The study is also important for its examination of government relations as practiced by the developing world—an area that has been mainly ignored in the public relations scholarship to date. It provides empirical grounding for benchmarking how new technology is working to level the playing field for developing nations, allowing them to create a national brand on the World Wide Web. As such, the study contributes important insights into the areas of nation building and branding.
The use of mixed-methods lends much to the richness of the findings. The quantitative data are extensive, while the narrative analysis provides a nuanced, finely textured exploration of the stories underlying some of these sites. Taken in tandem, they provide a thorough exploration of how the Web can be used as a government relations tool to directly reach international target audiences.

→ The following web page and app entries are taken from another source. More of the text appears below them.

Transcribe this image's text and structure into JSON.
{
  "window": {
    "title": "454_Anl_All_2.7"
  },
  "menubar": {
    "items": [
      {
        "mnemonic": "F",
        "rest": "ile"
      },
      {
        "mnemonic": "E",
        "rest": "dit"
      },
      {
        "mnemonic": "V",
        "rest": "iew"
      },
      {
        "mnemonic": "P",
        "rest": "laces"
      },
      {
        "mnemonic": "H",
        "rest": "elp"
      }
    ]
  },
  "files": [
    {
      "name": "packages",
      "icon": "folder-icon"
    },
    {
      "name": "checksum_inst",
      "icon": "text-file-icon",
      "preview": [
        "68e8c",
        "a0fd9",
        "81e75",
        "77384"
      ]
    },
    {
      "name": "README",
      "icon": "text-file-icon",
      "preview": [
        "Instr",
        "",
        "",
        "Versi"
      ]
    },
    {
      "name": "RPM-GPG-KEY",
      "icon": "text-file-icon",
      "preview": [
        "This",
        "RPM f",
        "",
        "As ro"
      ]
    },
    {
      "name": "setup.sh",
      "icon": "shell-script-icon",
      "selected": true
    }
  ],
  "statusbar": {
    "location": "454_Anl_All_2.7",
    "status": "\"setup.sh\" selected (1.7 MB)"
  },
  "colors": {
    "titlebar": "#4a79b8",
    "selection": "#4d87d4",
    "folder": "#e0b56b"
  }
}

In sum, this research is highly recommended for public relations, communications, and international relations scholars. The theoretical model proposed advances public relations theory. The mixed methods employed provide strong empirical and analytical support for the model. The results serve as a handbook for new technology use in government relations. This research not only provides scholars with new areas of theoretical development to explore, it also provides practitioners with a blueprint for future practice.
Dr. Patricia A. Curtin
Professor, Endowed Chair of Public Relations School of Journalism and Communication
The University of Oregon